## [Task item]
Every entry in the data that follows should come back exactly, pictures aside.
_ _ _
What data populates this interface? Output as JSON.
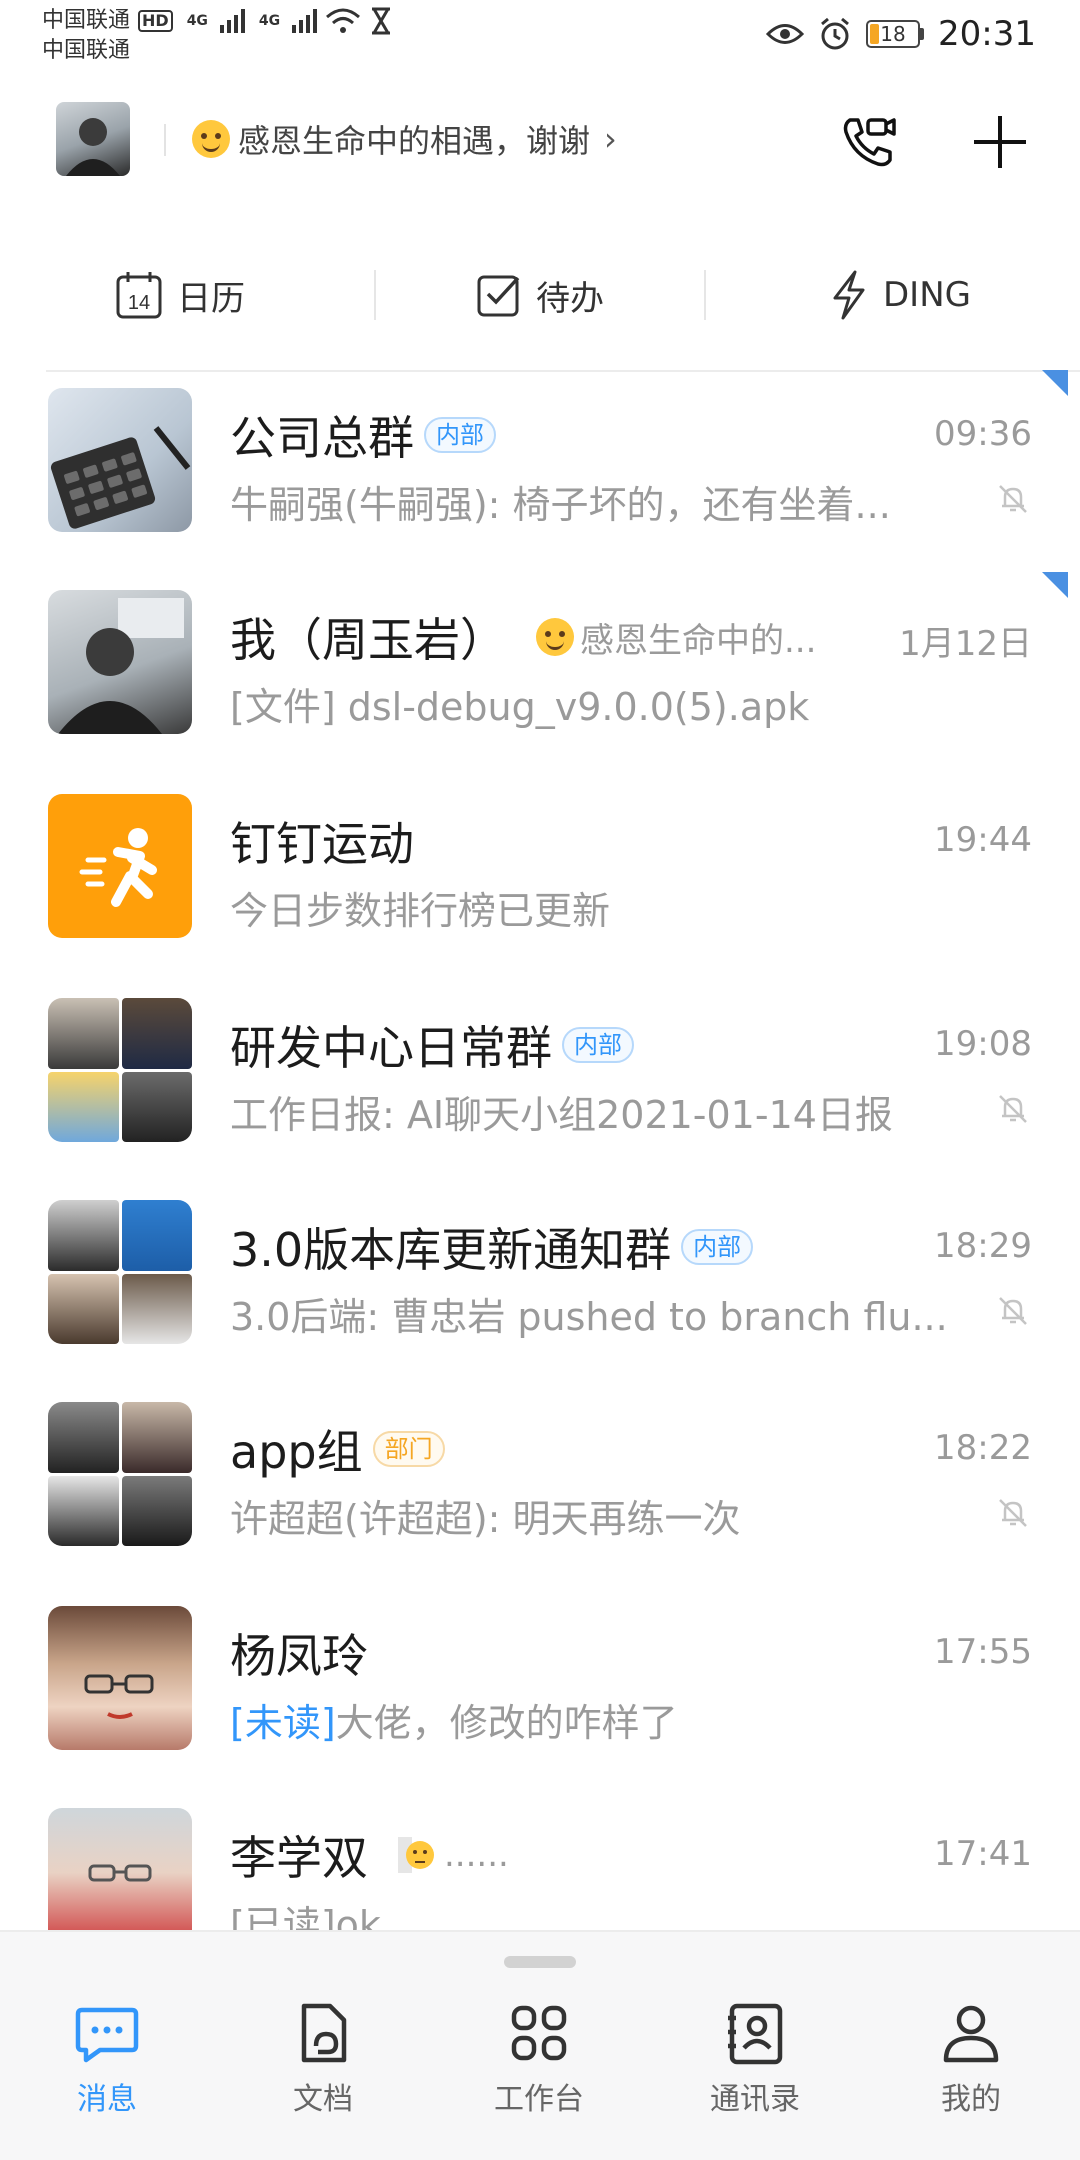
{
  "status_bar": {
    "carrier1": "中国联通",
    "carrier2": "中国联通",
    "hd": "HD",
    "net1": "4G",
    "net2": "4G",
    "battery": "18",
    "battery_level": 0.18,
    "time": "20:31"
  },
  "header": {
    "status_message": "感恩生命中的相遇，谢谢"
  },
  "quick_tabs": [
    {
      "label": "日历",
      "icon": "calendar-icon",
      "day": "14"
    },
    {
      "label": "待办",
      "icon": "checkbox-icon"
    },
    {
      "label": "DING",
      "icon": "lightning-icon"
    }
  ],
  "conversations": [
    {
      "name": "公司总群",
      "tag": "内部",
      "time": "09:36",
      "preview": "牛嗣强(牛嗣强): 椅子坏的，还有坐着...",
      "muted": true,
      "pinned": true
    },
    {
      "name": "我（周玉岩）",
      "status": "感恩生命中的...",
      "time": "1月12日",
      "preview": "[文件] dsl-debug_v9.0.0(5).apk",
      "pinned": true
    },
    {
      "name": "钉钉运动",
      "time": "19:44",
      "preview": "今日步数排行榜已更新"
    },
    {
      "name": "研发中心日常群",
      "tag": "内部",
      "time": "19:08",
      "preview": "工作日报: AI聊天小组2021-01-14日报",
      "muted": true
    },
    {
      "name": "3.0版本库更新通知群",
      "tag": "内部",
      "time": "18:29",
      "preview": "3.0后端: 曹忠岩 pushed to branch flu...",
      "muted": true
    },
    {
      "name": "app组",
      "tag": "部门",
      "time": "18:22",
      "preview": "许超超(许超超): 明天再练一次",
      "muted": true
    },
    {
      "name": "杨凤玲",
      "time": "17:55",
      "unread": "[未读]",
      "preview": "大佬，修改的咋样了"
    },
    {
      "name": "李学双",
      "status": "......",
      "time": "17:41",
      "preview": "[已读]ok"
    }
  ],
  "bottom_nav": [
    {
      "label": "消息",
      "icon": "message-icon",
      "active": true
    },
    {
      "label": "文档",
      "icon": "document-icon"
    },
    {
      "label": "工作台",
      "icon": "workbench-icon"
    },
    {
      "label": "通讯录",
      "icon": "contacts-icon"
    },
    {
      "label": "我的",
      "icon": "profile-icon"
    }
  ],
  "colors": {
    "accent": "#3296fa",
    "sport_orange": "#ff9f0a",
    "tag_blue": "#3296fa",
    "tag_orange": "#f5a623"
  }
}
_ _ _
## [Solved problem]
What data populates this interface? Output as JSON.
{
  "status_bar": {
    "carrier1": "中国联通",
    "carrier2": "中国联通",
    "hd": "HD",
    "net1": "4G",
    "net2": "4G",
    "battery": "18",
    "battery_level": 0.18,
    "time": "20:31"
  },
  "header": {
    "status_message": "感恩生命中的相遇，谢谢"
  },
  "quick_tabs": [
    {
      "label": "日历",
      "icon": "calendar-icon",
      "day": "14"
    },
    {
      "label": "待办",
      "icon": "checkbox-icon"
    },
    {
      "label": "DING",
      "icon": "lightning-icon"
    }
  ],
  "conversations": [
    {
      "name": "公司总群",
      "tag": "内部",
      "time": "09:36",
      "preview": "牛嗣强(牛嗣强): 椅子坏的，还有坐着...",
      "muted": true,
      "pinned": true
    },
    {
      "name": "我（周玉岩）",
      "status": "感恩生命中的...",
      "time": "1月12日",
      "preview": "[文件] dsl-debug_v9.0.0(5).apk",
      "pinned": true
    },
    {
      "name": "钉钉运动",
      "time": "19:44",
      "preview": "今日步数排行榜已更新"
    },
    {
      "name": "研发中心日常群",
      "tag": "内部",
      "time": "19:08",
      "preview": "工作日报: AI聊天小组2021-01-14日报",
      "muted": true
    },
    {
      "name": "3.0版本库更新通知群",
      "tag": "内部",
      "time": "18:29",
      "preview": "3.0后端: 曹忠岩 pushed to branch flu...",
      "muted": true
    },
    {
      "name": "app组",
      "tag": "部门",
      "time": "18:22",
      "preview": "许超超(许超超): 明天再练一次",
      "muted": true
    },
    {
      "name": "杨凤玲",
      "time": "17:55",
      "unread": "[未读]",
      "preview": "大佬，修改的咋样了"
    },
    {
      "name": "李学双",
      "status": "......",
      "time": "17:41",
      "preview": "[已读]ok"
    }
  ],
  "bottom_nav": [
    {
      "label": "消息",
      "icon": "message-icon",
      "active": true
    },
    {
      "label": "文档",
      "icon": "document-icon"
    },
    {
      "label": "工作台",
      "icon": "workbench-icon"
    },
    {
      "label": "通讯录",
      "icon": "contacts-icon"
    },
    {
      "label": "我的",
      "icon": "profile-icon"
    }
  ],
  "colors": {
    "accent": "#3296fa",
    "sport_orange": "#ff9f0a",
    "tag_blue": "#3296fa",
    "tag_orange": "#f5a623"
  }
}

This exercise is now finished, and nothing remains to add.